--- Records shown ---
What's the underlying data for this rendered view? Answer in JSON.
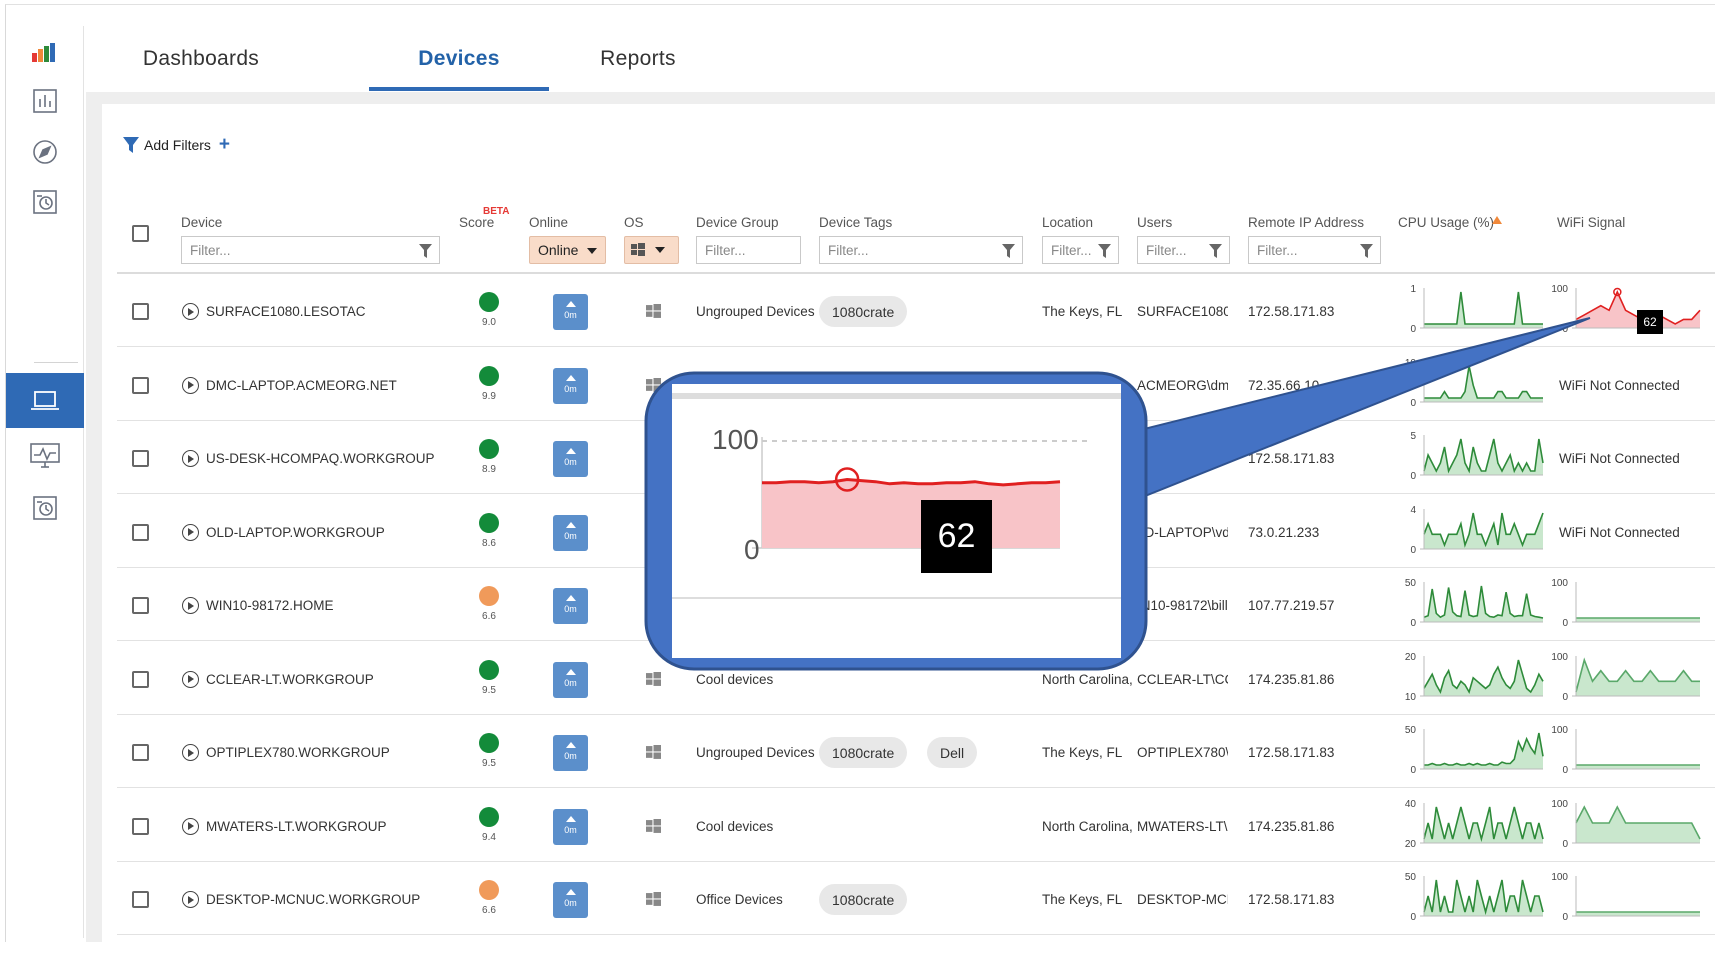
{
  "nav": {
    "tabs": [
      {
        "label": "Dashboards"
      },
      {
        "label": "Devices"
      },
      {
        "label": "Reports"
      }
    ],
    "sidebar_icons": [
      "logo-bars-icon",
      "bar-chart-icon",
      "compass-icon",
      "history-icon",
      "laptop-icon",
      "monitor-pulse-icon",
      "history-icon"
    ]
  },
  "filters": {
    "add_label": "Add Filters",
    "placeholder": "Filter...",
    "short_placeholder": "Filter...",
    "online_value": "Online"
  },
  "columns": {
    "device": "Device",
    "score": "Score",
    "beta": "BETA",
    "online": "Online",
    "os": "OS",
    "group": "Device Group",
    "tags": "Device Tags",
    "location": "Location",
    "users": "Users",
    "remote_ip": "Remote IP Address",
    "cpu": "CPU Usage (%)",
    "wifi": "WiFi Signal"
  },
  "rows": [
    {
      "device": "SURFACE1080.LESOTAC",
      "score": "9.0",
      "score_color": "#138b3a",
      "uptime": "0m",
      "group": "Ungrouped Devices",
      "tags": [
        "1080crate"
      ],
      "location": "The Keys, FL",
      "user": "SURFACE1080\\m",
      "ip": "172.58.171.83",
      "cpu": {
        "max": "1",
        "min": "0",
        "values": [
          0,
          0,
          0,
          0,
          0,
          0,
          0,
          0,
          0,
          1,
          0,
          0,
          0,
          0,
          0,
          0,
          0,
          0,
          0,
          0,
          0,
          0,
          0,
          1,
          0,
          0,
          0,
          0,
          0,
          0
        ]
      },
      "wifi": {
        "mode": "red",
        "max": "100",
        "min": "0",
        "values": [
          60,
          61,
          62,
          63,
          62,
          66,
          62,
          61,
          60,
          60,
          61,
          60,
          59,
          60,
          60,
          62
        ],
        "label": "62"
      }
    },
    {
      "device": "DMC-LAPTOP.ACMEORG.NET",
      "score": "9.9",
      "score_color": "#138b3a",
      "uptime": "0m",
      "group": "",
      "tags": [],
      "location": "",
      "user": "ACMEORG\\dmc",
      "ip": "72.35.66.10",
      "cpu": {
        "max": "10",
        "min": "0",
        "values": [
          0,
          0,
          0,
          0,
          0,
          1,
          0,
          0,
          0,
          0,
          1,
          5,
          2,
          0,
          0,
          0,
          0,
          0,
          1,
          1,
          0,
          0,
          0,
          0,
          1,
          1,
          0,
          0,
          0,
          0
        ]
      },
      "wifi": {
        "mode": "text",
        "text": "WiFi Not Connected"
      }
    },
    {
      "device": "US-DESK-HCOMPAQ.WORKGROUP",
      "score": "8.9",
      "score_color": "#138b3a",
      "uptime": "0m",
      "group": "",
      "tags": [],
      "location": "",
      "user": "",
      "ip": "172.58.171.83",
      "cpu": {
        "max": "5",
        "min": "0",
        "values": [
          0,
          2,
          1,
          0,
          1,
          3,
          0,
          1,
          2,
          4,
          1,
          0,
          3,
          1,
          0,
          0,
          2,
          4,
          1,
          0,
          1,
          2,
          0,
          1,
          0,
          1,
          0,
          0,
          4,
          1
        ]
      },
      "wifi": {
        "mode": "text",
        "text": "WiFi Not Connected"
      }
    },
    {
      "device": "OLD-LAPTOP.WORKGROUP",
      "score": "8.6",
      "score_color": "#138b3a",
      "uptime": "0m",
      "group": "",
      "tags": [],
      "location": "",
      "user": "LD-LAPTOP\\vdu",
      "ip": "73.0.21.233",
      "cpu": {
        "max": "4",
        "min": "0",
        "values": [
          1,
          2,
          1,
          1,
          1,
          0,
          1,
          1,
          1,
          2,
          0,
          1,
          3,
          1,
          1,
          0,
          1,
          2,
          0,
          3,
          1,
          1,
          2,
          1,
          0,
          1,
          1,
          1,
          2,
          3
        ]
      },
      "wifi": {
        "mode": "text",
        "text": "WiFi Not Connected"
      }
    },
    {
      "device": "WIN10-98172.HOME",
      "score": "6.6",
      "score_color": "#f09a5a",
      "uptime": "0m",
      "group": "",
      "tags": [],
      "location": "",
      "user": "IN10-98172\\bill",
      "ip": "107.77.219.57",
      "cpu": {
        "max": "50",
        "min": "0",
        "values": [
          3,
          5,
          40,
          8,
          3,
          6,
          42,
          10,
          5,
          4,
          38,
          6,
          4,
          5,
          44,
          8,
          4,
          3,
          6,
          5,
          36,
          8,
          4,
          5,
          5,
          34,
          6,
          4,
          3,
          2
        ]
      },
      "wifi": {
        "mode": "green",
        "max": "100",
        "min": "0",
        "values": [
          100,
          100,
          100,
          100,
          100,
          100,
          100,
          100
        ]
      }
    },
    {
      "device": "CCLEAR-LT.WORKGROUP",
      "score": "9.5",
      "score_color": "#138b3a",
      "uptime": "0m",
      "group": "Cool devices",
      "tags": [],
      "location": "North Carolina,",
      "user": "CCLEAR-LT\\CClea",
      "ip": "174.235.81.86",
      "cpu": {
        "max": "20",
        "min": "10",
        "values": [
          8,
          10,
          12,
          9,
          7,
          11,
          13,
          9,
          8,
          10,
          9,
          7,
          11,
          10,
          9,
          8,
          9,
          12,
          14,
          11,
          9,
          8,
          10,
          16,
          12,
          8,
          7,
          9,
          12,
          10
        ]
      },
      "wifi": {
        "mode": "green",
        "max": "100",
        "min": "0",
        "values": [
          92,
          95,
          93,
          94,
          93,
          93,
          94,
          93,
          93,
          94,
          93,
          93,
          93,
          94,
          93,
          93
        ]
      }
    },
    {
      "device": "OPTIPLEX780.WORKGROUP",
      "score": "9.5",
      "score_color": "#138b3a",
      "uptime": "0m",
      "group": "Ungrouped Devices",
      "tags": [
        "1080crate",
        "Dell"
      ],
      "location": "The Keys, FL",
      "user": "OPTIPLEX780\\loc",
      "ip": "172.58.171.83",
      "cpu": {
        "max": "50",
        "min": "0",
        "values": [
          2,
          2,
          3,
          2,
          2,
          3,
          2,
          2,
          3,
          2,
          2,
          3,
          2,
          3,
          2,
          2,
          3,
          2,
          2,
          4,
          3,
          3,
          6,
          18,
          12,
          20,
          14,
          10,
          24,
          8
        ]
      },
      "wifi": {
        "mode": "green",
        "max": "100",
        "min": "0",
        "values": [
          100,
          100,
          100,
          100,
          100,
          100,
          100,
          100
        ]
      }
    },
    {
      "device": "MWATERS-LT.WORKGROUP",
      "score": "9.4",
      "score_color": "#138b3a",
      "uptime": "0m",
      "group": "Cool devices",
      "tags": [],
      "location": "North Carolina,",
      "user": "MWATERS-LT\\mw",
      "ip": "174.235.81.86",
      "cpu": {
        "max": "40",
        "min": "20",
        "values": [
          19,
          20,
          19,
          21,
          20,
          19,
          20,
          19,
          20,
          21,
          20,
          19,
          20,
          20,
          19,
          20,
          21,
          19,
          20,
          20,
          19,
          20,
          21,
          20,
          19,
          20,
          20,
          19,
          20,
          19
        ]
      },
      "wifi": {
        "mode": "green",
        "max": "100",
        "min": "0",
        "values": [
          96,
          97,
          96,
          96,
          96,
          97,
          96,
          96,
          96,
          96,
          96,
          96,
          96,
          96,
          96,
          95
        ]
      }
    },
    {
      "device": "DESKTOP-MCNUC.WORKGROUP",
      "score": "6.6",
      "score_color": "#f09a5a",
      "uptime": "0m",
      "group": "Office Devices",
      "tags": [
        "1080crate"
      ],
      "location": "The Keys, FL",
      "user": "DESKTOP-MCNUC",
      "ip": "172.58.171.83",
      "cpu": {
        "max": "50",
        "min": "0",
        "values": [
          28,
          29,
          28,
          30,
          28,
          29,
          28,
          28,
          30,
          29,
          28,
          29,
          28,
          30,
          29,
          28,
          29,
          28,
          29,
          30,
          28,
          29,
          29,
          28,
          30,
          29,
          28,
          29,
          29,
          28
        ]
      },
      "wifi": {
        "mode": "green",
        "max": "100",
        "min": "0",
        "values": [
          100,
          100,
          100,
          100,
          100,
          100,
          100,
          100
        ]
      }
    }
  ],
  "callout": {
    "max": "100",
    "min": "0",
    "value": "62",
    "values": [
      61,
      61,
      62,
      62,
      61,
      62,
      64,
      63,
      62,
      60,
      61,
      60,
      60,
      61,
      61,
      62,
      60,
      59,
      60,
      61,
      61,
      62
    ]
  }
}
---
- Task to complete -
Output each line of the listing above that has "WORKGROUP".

- Result for this exercise -
      "device": "US-DESK-HCOMPAQ.WORKGROUP",
      "device": "OLD-LAPTOP.WORKGROUP",
      "device": "CCLEAR-LT.WORKGROUP",
      "device": "OPTIPLEX780.WORKGROUP",
      "device": "MWATERS-LT.WORKGROUP",
      "device": "DESKTOP-MCNUC.WORKGROUP",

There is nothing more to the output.